“Progress on the ground in Syria and Iraq does not necessarily translate into a reduction in threat here.

“And we have large numbers of apparently volatile individuals in the UK, some of whom become determined to die, who may have been inspired largely through the web and decided on methodology learned from there too.”

The Scotland Yard chief’s remarks on encryption underline the challenge for the Government as it seeks to clamp down on online “safe spaces” where terrorists and other serious criminals can communicate without detection.

Scrutiny has focused on so-called end-to-end encryption, which is built in to messaging services such as WhatsApp and means that messages are encoded in such a way that only the sending and receiving devices can read them.

Ms Dick said the modern threat, more than ever, “includes the encouraging of others to commit atrocious acts”.

She continued: “That virus can infect communities and is spreading faster and more easily due to the internet.

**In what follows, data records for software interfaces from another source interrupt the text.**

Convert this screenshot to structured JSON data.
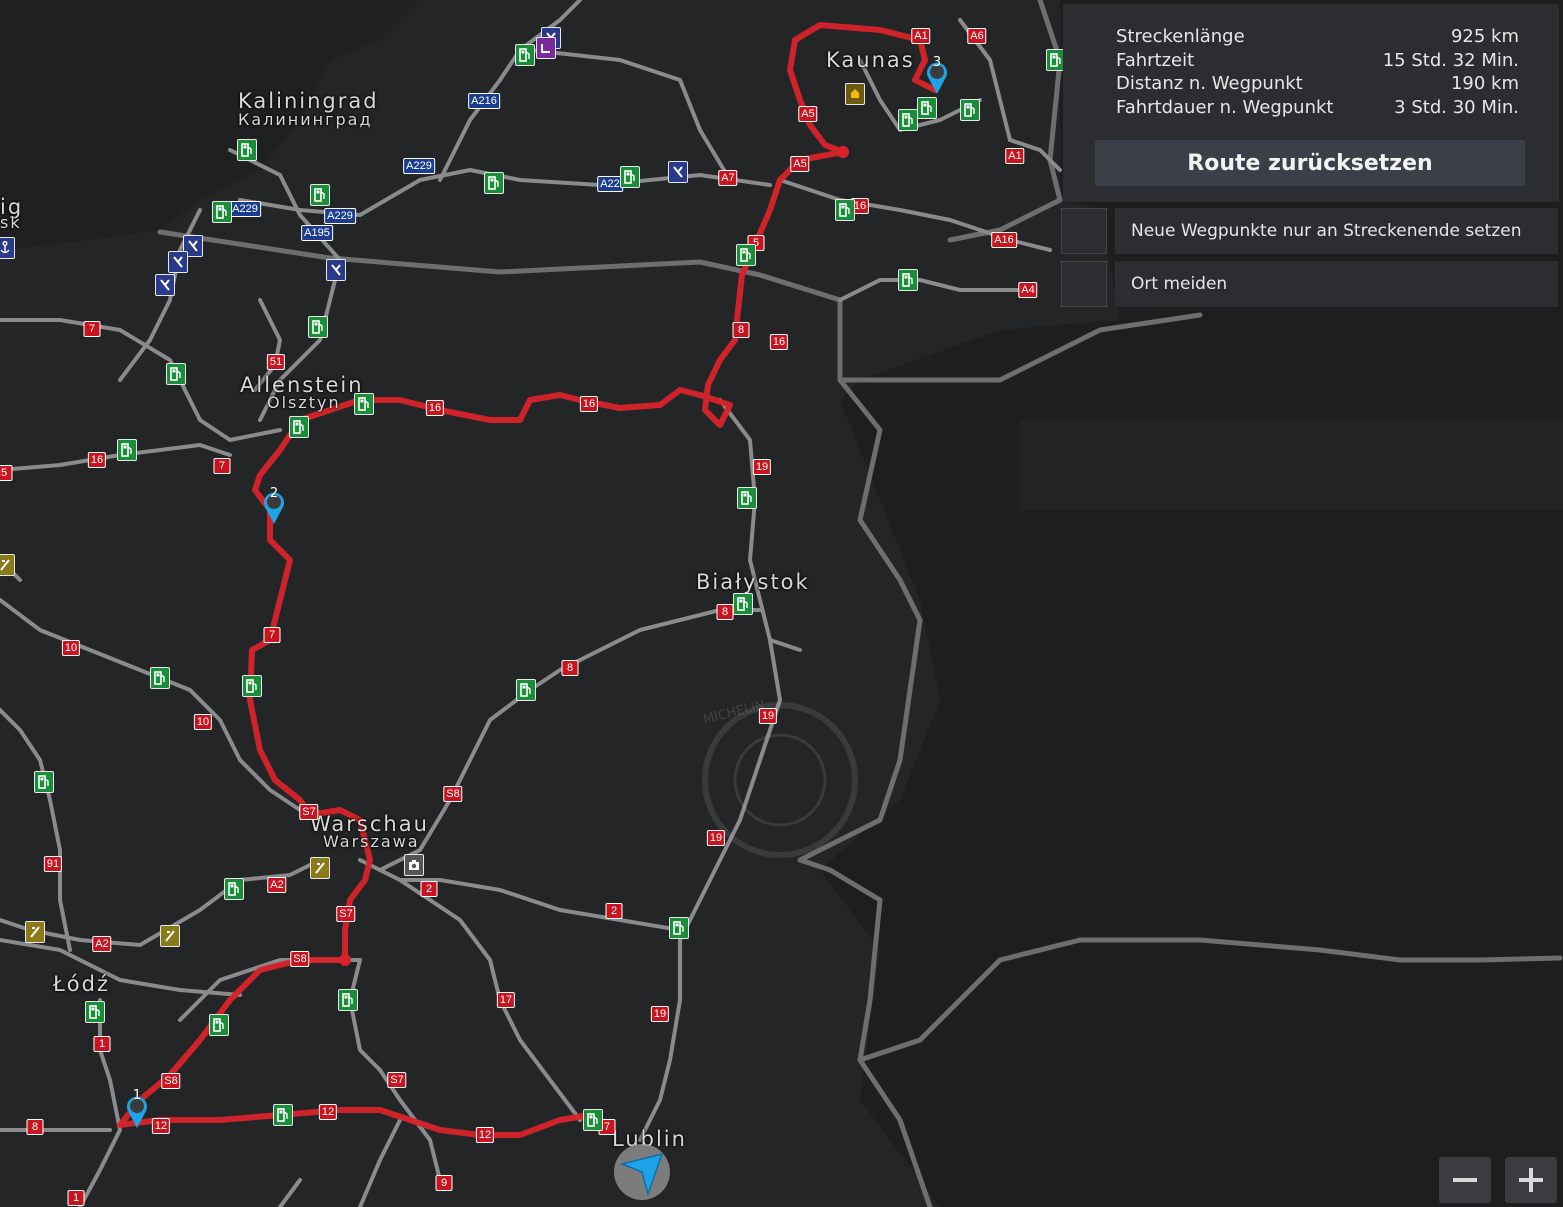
{
  "colors": {
    "background": "#1e1e1f",
    "land_dark": "#242526",
    "road": "#8a8a8a",
    "route": "#d8232a",
    "panel": "#2c2d30",
    "button": "#3a3f48",
    "marker": "#1fa2e6"
  },
  "route_info": {
    "rows": [
      {
        "label": "Streckenlänge",
        "value": "925 km"
      },
      {
        "label": "Fahrtzeit",
        "value": "15 Std. 32 Min."
      },
      {
        "label": "Distanz n. Wegpunkt",
        "value": "190 km"
      },
      {
        "label": "Fahrtdauer n. Wegpunkt",
        "value": "3 Std. 30 Min."
      }
    ],
    "reset_label": "Route zurücksetzen"
  },
  "options": [
    {
      "label": "Neue Wegpunkte nur an Streckenende setzen",
      "checked": false
    },
    {
      "label": "Ort meiden",
      "checked": false
    }
  ],
  "zoom": {
    "out_icon": "minus-icon",
    "in_icon": "plus-icon"
  },
  "cities": {
    "kaliningrad": {
      "name": "Kaliningrad",
      "local": "Калининград"
    },
    "kaunas": {
      "name": "Kaunas"
    },
    "allenstein": {
      "name": "Allenstein",
      "local": "Olsztyn"
    },
    "bialystok": {
      "name": "Białystok"
    },
    "warschau": {
      "name": "Warschau",
      "local": "Warszawa"
    },
    "lodz": {
      "name": "Łódź"
    },
    "lublin": {
      "name": "Lublin"
    },
    "edge_left": {
      "name": "ig",
      "local": "sk"
    }
  },
  "waypoints": [
    {
      "number": "1"
    },
    {
      "number": "2"
    },
    {
      "number": "3"
    }
  ],
  "road_badges": [
    {
      "text": "A1",
      "kind": "red"
    },
    {
      "text": "A6",
      "kind": "red"
    },
    {
      "text": "A5",
      "kind": "red"
    },
    {
      "text": "A5",
      "kind": "red"
    },
    {
      "text": "A7",
      "kind": "red"
    },
    {
      "text": "A1",
      "kind": "red"
    },
    {
      "text": "16",
      "kind": "red"
    },
    {
      "text": "A16",
      "kind": "red"
    },
    {
      "text": "A4",
      "kind": "red"
    },
    {
      "text": "5",
      "kind": "red"
    },
    {
      "text": "8",
      "kind": "red"
    },
    {
      "text": "16",
      "kind": "red"
    },
    {
      "text": "16",
      "kind": "red"
    },
    {
      "text": "16",
      "kind": "red"
    },
    {
      "text": "19",
      "kind": "red"
    },
    {
      "text": "8",
      "kind": "red"
    },
    {
      "text": "8",
      "kind": "red"
    },
    {
      "text": "19",
      "kind": "red"
    },
    {
      "text": "19",
      "kind": "red"
    },
    {
      "text": "19",
      "kind": "red"
    },
    {
      "text": "7",
      "kind": "red"
    },
    {
      "text": "51",
      "kind": "red"
    },
    {
      "text": "7",
      "kind": "red"
    },
    {
      "text": "16",
      "kind": "red"
    },
    {
      "text": "5",
      "kind": "red"
    },
    {
      "text": "7",
      "kind": "red"
    },
    {
      "text": "10",
      "kind": "red"
    },
    {
      "text": "10",
      "kind": "red"
    },
    {
      "text": "S7",
      "kind": "red"
    },
    {
      "text": "S8",
      "kind": "red"
    },
    {
      "text": "91",
      "kind": "red"
    },
    {
      "text": "A2",
      "kind": "red"
    },
    {
      "text": "A2",
      "kind": "red"
    },
    {
      "text": "2",
      "kind": "red"
    },
    {
      "text": "S7",
      "kind": "red"
    },
    {
      "text": "2",
      "kind": "red"
    },
    {
      "text": "S8",
      "kind": "red"
    },
    {
      "text": "17",
      "kind": "red"
    },
    {
      "text": "1",
      "kind": "red"
    },
    {
      "text": "S8",
      "kind": "red"
    },
    {
      "text": "S7",
      "kind": "red"
    },
    {
      "text": "12",
      "kind": "red"
    },
    {
      "text": "12",
      "kind": "red"
    },
    {
      "text": "12",
      "kind": "red"
    },
    {
      "text": "8",
      "kind": "red"
    },
    {
      "text": "7",
      "kind": "red"
    },
    {
      "text": "9",
      "kind": "red"
    },
    {
      "text": "1",
      "kind": "red"
    },
    {
      "text": "A216",
      "kind": "blue"
    },
    {
      "text": "A229",
      "kind": "blue"
    },
    {
      "text": "A229",
      "kind": "blue"
    },
    {
      "text": "A229",
      "kind": "blue"
    },
    {
      "text": "A195",
      "kind": "blue"
    },
    {
      "text": "A22",
      "kind": "blue"
    }
  ],
  "map_watermark": "MICHELIN"
}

We need to get explicit content taken down as quickly as possible.”

In her speech at Mansion House in the City of London on Thursday night, she also:

:: Predicted the number of existing and former subjects of interest for police and MI5 will rise from the current total of 23,000;

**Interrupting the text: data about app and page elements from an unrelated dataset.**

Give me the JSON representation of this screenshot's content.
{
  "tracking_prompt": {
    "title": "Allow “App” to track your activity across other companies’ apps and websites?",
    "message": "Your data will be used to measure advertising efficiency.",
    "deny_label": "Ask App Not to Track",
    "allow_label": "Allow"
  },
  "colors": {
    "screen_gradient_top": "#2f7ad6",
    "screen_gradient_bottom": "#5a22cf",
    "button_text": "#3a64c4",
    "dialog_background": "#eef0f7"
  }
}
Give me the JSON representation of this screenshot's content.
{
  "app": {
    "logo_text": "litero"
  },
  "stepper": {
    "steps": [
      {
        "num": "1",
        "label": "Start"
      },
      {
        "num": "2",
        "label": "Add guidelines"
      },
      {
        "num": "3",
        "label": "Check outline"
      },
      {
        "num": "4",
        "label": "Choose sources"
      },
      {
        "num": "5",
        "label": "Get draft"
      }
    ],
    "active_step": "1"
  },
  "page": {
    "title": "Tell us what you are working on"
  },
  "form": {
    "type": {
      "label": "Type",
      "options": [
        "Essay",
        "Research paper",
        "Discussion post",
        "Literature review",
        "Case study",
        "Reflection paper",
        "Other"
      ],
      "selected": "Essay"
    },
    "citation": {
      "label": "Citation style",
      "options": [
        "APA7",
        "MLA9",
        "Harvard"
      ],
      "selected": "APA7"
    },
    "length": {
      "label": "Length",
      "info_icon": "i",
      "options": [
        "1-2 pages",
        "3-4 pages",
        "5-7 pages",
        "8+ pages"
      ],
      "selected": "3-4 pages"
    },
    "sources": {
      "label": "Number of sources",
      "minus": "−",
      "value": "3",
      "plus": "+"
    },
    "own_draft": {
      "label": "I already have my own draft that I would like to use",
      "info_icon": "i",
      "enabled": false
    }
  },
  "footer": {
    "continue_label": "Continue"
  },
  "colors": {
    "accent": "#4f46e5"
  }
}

:: Warned that Daesh - also known as Islamic State - and al Qaida are exploiting technology and the “relative ease of international travel” to promote their ideology and project their threat across borders;

:: Flagged up the threat from the extreme right-wing and those motivated by racist hatred.

Britain has been hit by four attacks this year and Ms Dick said “the tempo has changed” since March.

“What we are seeing is now being described by the experts as a ‘shift’ in threat, not a spike,” she said.

READ MORE: London terror attacks: 12 people arrested after police raid

In addition to the attacks at Westminster, Manchester, London Bridge and Finsbury Park, Ms Dick said six “attack planning plots” have been thwarted in the last four months.

“We can expect that figure to rise,” she added.

Police and MI5 are running more than 500 investigations into 3,000 individuals assessed as posing the greatest threat.

There are a further 20,000 former subjects of interest whose risk remains subject to review.

“I anticipate these numbers will grow,” the commissioner said.

She described the task of working out who poses what risk at any one time as “really hard”, raising the prospect of authorities having to intervene earlier in investigations.

“The degree of risk, volatility and uncertainty means we don’t have the luxury of long, careful intelligence and evidence-gathering operations to build a clear picture,” Ms Dick said.

“This will mean we sometimes don’t have the evidence needed to charge.”